I hardly watch any television besides the news, but I have become quite hooked on “The West Wing”. I am wondering how accurate the show depicts how life is in the White House. I understand that, in reality, people working 17 hours straight probably look a little more tired - but do they even work so many hours in a row? Many of the characters often find themselves there at midnight or later, and coming back at 4 a.m.

Is it accurate?

Only when Martin Sheen becomes president. :wink:

I am also a fan of West Wing…Dunno…
The thing that bothers me is thinking about what they must be “on” to stay awake so long…Uppers? what?
When Colin Powell is in New York one day and Brussels or South korea or Pakistan the next how does he avoid jet lag? Is foreign policy being formulated by people with jet lag…When I came back from Europe it was a week before I could think clearly and sleep thru the nite…
As a fan of West Wing have you seen the site called “Television without pity”? They discuss each episode…It is pretty good…POTUS

Well, I never worked in the white house or anything close; I only have a little experience in some much lower campaigns and political-level government offices.

But the West Wing seems to have an OK feel to me, accuracy-wise, except for the obvious things they have to do to make good TV:
such as issues always get resolved in one episode (or a couple at most), and there are only 6 or so characters involved in every issue.
That and President Bartlett is a fantasy of perfection both personally and politically, of course. I’d prefer that the show have him making an ugly compromise once in a while, or doing what he thinks is morally less than ideal because he needs to keep public support, because I think most voters don’t understand the necessity of both of these in real life, but that’s just MHO.

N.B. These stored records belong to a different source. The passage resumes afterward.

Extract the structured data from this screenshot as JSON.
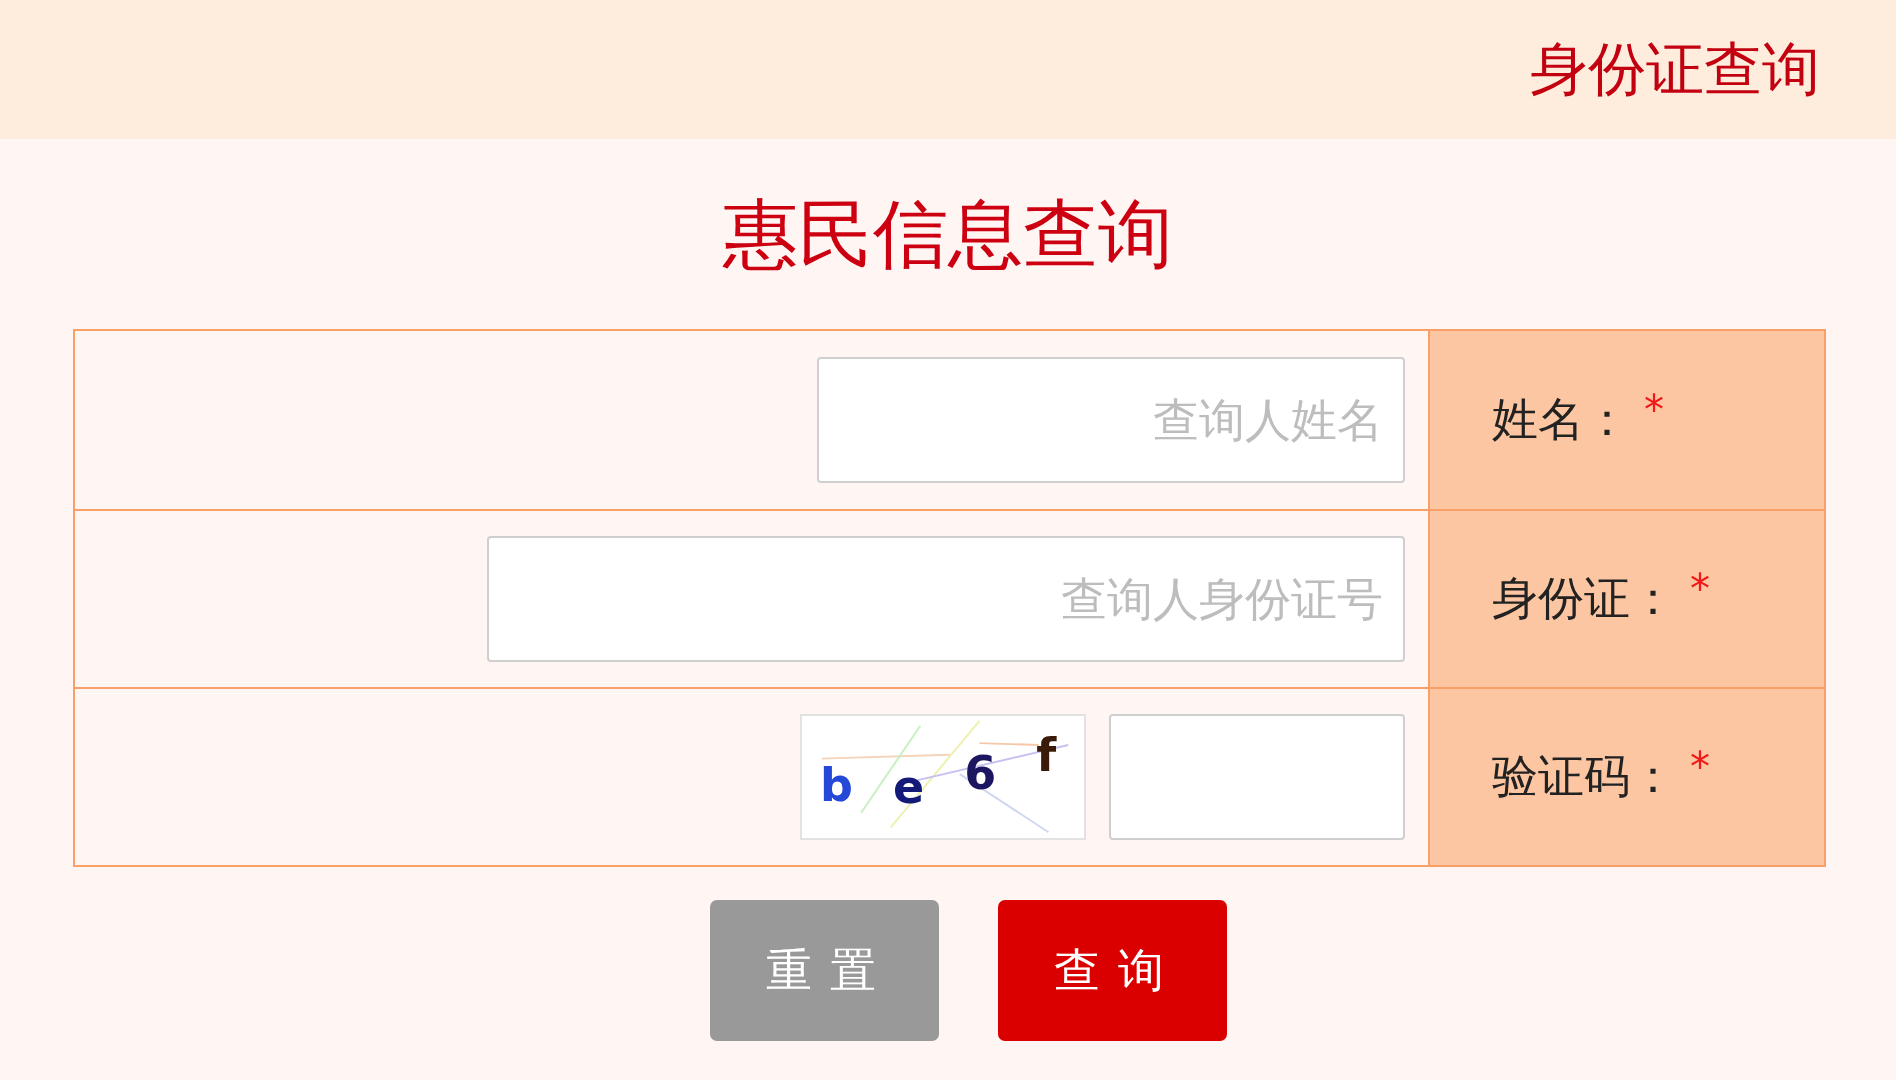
{
  "header": {
    "title": "身份证查询"
  },
  "form": {
    "title": "惠民信息查询",
    "rows": [
      {
        "kind": "text",
        "label": "姓名：",
        "mark": "*",
        "placeholder": "查询人姓名"
      },
      {
        "kind": "text",
        "label": "身份证：",
        "mark": "*",
        "placeholder": "查询人身份证号"
      },
      {
        "kind": "captcha",
        "label": "验证码：",
        "mark": "*",
        "captcha": [
          {
            "text": "b",
            "color": "#2448d8"
          },
          {
            "text": "e",
            "color": "#141a78"
          },
          {
            "text": "6",
            "color": "#1c1660"
          },
          {
            "text": "f",
            "color": "#3a1a08"
          }
        ]
      }
    ]
  },
  "buttons": [
    {
      "kind": "reset",
      "label": "重置"
    },
    {
      "kind": "submit",
      "label": "查询"
    }
  ]
}
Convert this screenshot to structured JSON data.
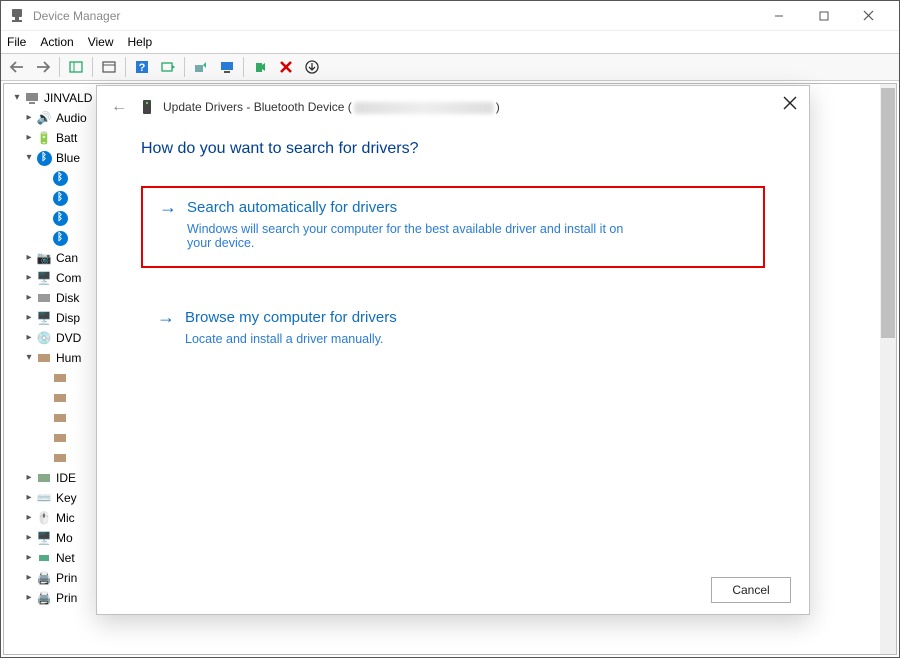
{
  "window": {
    "title": "Device Manager"
  },
  "menu": {
    "file": "File",
    "action": "Action",
    "view": "View",
    "help": "Help"
  },
  "tree": {
    "root": "JINVALD",
    "items": [
      {
        "label": "Audio",
        "icon": "speaker"
      },
      {
        "label": "Batt",
        "icon": "battery"
      },
      {
        "label": "Blue",
        "icon": "bluetooth",
        "expanded": true
      },
      {
        "label": "Can",
        "icon": "camera"
      },
      {
        "label": "Com",
        "icon": "monitor"
      },
      {
        "label": "Disk",
        "icon": "disk"
      },
      {
        "label": "Disp",
        "icon": "display"
      },
      {
        "label": "DVD",
        "icon": "dvd"
      },
      {
        "label": "Hum",
        "icon": "hid",
        "expanded": true
      },
      {
        "label": "IDE",
        "icon": "ide"
      },
      {
        "label": "Key",
        "icon": "keyboard"
      },
      {
        "label": "Mic",
        "icon": "mouse"
      },
      {
        "label": "Mo",
        "icon": "monitor"
      },
      {
        "label": "Net",
        "icon": "network"
      },
      {
        "label": "Prin",
        "icon": "printer"
      },
      {
        "label": "Prin",
        "icon": "printer"
      }
    ]
  },
  "dialog": {
    "title_prefix": "Update Drivers - Bluetooth Device (",
    "title_suffix": ")",
    "heading": "How do you want to search for drivers?",
    "option1": {
      "title": "Search automatically for drivers",
      "desc": "Windows will search your computer for the best available driver and install it on your device."
    },
    "option2": {
      "title": "Browse my computer for drivers",
      "desc": "Locate and install a driver manually."
    },
    "cancel": "Cancel"
  }
}
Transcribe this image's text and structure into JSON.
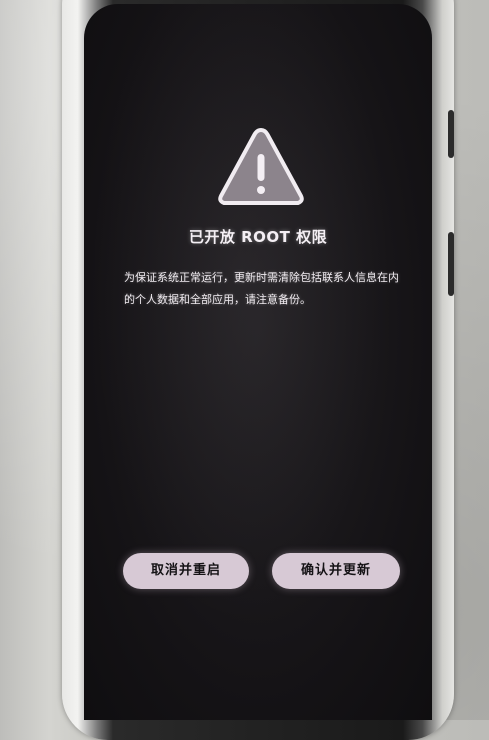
{
  "dialog": {
    "icon": "warning-triangle-icon",
    "title": "已开放 ROOT 权限",
    "message": "为保证系统正常运行，更新时需清除包括联系人信息在内的个人数据和全部应用，请注意备份。"
  },
  "buttons": {
    "cancel_label": "取消并重启",
    "confirm_label": "确认并更新"
  },
  "colors": {
    "screen_background": "#141215",
    "button_background": "#d7c9d5",
    "text": "#f4eff4"
  }
}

Back to hours worked, I think the amount of hours worked in the real WH varies for each little group (i.e. the general counsel may expect his staff to work insane hours while the press secretary may have a more relaxed expecation from her staff, or vice versa), and somewhat on a person-to-person level (at any job, you know someone who is always in early, right?), with the personal variation increasing as you go up the chain, because they’re in control – it’s generally accepted that the work habits of the current and former POTUS are a little different, for instance.

But yeah, most real staffers probably do work a lot. Not 17 hours every day, most likely, but 12 a day minimum is probably common, with more on occasion. My guess is that there’s very little use of stimulants other than caffeine. If you can’t take this kind of schedule and thrive on it, don’t work at the white house. Remember, they don’t have a big personal life (I think it’s great that the show had someone getting divorced because he was spending too much time on the job). So yeah, big policy decisions are made by sleep-deprived people all the time. just like most medical intensive care decisions in hospitals are made by sleep-deprived people. Take your pick which one is more scary.

Quercus, I seem to remember that making the decision to secretly assassinate the foreign minister of Kumar was morally very difficult for Bartlett. Of course, that wasn’t done to protect his image (the assassination, not the secrecy). However, lying about his medical condition during his first campaign was. I mostly agree with you that he is portrayed as implausibly perfect, but every once in a while the writers allow him to be flawed, if only to make a good storyline.

That was my point. Don’t you know that Martin Sheen is perfect? :wink: